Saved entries

[Start of Attachment]

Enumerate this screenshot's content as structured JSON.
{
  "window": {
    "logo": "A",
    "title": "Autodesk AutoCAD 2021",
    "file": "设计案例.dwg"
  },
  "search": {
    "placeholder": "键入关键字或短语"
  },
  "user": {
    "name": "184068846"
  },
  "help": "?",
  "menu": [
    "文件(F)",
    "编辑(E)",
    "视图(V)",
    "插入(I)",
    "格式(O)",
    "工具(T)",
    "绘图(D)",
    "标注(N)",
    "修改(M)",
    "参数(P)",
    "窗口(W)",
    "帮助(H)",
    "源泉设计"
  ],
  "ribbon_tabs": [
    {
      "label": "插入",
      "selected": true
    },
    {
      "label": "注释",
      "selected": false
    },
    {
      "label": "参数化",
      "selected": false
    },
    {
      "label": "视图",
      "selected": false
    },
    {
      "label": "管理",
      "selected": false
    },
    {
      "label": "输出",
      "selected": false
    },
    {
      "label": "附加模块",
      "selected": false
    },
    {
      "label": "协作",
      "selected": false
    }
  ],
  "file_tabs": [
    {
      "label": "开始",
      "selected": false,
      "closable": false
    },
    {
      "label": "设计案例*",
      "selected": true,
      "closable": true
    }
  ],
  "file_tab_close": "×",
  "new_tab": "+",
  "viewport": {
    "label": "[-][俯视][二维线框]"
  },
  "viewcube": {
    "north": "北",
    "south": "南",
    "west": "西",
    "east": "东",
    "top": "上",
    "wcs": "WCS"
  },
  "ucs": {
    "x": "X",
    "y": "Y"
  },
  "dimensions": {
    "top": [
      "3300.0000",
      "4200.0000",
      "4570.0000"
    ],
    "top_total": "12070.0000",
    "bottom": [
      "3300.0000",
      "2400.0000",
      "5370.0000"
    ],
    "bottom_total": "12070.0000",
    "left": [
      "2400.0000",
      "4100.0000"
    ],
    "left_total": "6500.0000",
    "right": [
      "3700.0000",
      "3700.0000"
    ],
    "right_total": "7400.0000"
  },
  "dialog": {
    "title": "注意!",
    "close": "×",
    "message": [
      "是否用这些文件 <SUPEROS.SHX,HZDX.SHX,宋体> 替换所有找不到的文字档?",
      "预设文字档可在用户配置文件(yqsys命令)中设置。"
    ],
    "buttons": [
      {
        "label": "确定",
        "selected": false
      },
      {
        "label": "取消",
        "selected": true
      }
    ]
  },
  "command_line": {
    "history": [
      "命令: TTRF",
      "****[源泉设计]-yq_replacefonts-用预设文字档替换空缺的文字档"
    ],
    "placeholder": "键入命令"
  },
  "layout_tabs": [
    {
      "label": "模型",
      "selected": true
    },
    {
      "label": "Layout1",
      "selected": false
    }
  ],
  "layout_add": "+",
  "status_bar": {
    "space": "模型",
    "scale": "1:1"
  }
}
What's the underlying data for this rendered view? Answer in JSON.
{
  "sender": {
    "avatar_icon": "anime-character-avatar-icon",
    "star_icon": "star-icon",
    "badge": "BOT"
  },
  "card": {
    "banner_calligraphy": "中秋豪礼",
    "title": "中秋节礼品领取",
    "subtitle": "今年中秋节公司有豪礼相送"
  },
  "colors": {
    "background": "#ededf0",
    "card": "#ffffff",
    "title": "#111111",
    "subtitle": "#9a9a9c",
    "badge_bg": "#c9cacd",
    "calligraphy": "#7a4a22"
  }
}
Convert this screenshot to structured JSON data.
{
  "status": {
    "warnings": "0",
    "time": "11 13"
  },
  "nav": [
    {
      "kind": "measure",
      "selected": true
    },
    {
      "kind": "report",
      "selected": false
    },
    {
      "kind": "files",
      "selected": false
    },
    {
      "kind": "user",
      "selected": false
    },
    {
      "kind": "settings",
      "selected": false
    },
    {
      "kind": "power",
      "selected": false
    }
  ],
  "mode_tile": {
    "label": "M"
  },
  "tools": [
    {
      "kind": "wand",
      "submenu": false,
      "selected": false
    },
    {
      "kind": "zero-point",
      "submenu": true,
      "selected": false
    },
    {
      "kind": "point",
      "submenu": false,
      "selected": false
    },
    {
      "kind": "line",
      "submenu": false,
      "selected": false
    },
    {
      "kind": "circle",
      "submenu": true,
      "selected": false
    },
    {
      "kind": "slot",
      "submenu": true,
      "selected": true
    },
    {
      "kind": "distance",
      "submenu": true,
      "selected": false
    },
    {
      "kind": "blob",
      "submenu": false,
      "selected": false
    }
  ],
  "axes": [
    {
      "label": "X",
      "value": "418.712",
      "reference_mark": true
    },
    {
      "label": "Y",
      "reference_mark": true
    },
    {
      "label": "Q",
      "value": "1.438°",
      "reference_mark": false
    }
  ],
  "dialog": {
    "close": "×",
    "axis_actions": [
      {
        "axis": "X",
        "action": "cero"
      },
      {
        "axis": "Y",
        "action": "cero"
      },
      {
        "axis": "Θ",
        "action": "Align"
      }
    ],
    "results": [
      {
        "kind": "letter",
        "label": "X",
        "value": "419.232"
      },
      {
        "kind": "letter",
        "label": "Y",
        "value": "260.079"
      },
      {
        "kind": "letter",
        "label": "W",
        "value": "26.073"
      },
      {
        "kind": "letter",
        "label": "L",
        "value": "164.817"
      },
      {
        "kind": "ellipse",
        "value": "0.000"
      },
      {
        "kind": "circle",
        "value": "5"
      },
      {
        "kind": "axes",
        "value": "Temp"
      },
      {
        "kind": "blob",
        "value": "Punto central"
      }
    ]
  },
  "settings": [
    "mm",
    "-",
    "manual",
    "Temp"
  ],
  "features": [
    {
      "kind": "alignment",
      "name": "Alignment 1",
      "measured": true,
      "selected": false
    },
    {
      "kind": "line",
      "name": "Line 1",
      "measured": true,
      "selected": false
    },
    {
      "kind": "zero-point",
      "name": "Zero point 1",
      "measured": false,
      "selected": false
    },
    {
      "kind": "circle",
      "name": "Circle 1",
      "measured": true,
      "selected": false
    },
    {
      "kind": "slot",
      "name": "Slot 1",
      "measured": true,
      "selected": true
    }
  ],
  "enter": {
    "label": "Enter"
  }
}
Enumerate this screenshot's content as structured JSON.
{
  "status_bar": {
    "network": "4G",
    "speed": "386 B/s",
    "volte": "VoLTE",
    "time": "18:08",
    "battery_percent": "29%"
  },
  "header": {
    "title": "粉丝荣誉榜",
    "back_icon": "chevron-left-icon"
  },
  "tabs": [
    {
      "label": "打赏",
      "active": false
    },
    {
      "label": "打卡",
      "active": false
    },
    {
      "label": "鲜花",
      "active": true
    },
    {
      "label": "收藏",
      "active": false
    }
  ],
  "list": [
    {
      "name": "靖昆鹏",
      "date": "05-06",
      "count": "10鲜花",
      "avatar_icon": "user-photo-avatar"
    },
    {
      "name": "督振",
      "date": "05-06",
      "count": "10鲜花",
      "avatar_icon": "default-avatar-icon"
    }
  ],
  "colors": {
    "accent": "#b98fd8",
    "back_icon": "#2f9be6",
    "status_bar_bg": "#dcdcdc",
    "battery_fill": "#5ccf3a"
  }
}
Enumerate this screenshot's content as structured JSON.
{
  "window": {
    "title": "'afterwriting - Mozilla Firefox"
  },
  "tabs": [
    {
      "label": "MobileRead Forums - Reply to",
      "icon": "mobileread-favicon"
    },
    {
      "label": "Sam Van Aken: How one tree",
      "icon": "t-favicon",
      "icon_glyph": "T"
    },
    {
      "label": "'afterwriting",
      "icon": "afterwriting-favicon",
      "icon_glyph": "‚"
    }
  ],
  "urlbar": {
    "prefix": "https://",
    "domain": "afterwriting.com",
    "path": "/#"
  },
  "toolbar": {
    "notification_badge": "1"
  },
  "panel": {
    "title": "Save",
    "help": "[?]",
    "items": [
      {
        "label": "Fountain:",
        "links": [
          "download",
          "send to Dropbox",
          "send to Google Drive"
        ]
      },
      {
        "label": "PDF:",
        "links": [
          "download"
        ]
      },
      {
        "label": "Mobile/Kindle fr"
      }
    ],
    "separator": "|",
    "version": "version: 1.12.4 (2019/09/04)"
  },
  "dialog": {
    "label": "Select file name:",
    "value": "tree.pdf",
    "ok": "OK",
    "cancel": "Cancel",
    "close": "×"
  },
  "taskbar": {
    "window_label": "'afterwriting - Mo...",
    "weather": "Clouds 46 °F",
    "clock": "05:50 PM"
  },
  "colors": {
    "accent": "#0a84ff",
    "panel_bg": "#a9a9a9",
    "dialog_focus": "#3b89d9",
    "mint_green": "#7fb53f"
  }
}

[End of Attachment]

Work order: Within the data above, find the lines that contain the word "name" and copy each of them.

Result of the exercise:
    "name": "184068846"
      "name": "Alignment 1",
      "name": "Line 1",
      "name": "Zero point 1",
      "name": "Circle 1",
      "name": "Slot 1",
      "name": "靖昆鹏",
      "name": "督振",
    "label": "Select file name:",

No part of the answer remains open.